__EXERCISE INSTRUCTIONS__. All records are to be restated word for word, with pictures excluded.

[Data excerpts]
::::
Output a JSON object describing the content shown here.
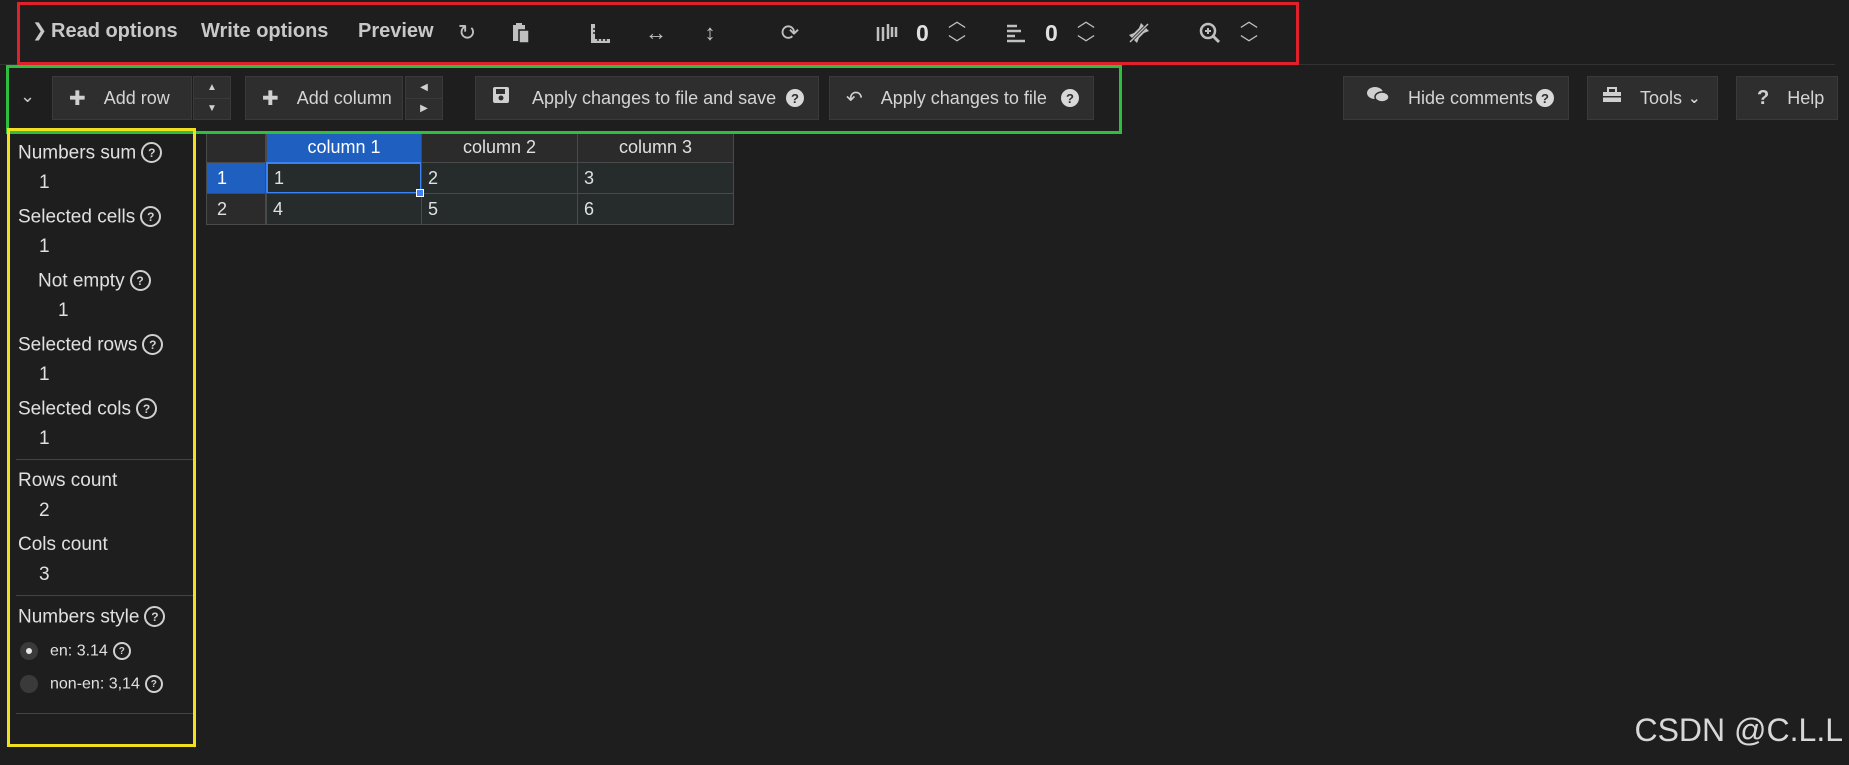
{
  "top_toolbar": {
    "read_options": "Read options",
    "write_options": "Write options",
    "preview": "Preview",
    "freeze_columns_value": "0",
    "freeze_rows_value": "0"
  },
  "edit_toolbar": {
    "add_row": "Add row",
    "add_column": "Add column",
    "apply_save": "Apply changes to file and save",
    "apply": "Apply changes to file",
    "hide_comments": "Hide comments",
    "tools": "Tools",
    "help": "Help"
  },
  "stats": {
    "numbers_sum_label": "Numbers sum",
    "numbers_sum_value": "1",
    "selected_cells_label": "Selected cells",
    "selected_cells_value": "1",
    "not_empty_label": "Not empty",
    "not_empty_value": "1",
    "selected_rows_label": "Selected rows",
    "selected_rows_value": "1",
    "selected_cols_label": "Selected cols",
    "selected_cols_value": "1",
    "rows_count_label": "Rows count",
    "rows_count_value": "2",
    "cols_count_label": "Cols count",
    "cols_count_value": "3",
    "numbers_style_label": "Numbers style",
    "style_en": "en: 3.14",
    "style_non_en": "non-en: 3,14"
  },
  "table": {
    "headers": [
      "column 1",
      "column 2",
      "column 3"
    ],
    "row_labels": [
      "1",
      "2"
    ],
    "rows": [
      [
        "1",
        "2",
        "3"
      ],
      [
        "4",
        "5",
        "6"
      ]
    ]
  },
  "watermark": "CSDN @C.L.L",
  "colors": {
    "background": "#1e1e1e",
    "selection": "#1f5fbf",
    "frame_red": "#e0202a",
    "frame_green": "#2fbf3f",
    "frame_yellow": "#f0e020"
  }
}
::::
__RESULT FOR THIS EXERCISE__.
Output a JSON object describing the content shown here.
{
  "top_toolbar": {
    "read_options": "Read options",
    "write_options": "Write options",
    "preview": "Preview",
    "freeze_columns_value": "0",
    "freeze_rows_value": "0"
  },
  "edit_toolbar": {
    "add_row": "Add row",
    "add_column": "Add column",
    "apply_save": "Apply changes to file and save",
    "apply": "Apply changes to file",
    "hide_comments": "Hide comments",
    "tools": "Tools",
    "help": "Help"
  },
  "stats": {
    "numbers_sum_label": "Numbers sum",
    "numbers_sum_value": "1",
    "selected_cells_label": "Selected cells",
    "selected_cells_value": "1",
    "not_empty_label": "Not empty",
    "not_empty_value": "1",
    "selected_rows_label": "Selected rows",
    "selected_rows_value": "1",
    "selected_cols_label": "Selected cols",
    "selected_cols_value": "1",
    "rows_count_label": "Rows count",
    "rows_count_value": "2",
    "cols_count_label": "Cols count",
    "cols_count_value": "3",
    "numbers_style_label": "Numbers style",
    "style_en": "en: 3.14",
    "style_non_en": "non-en: 3,14"
  },
  "table": {
    "headers": [
      "column 1",
      "column 2",
      "column 3"
    ],
    "row_labels": [
      "1",
      "2"
    ],
    "rows": [
      [
        "1",
        "2",
        "3"
      ],
      [
        "4",
        "5",
        "6"
      ]
    ]
  },
  "watermark": "CSDN @C.L.L",
  "colors": {
    "background": "#1e1e1e",
    "selection": "#1f5fbf",
    "frame_red": "#e0202a",
    "frame_green": "#2fbf3f",
    "frame_yellow": "#f0e020"
  }
}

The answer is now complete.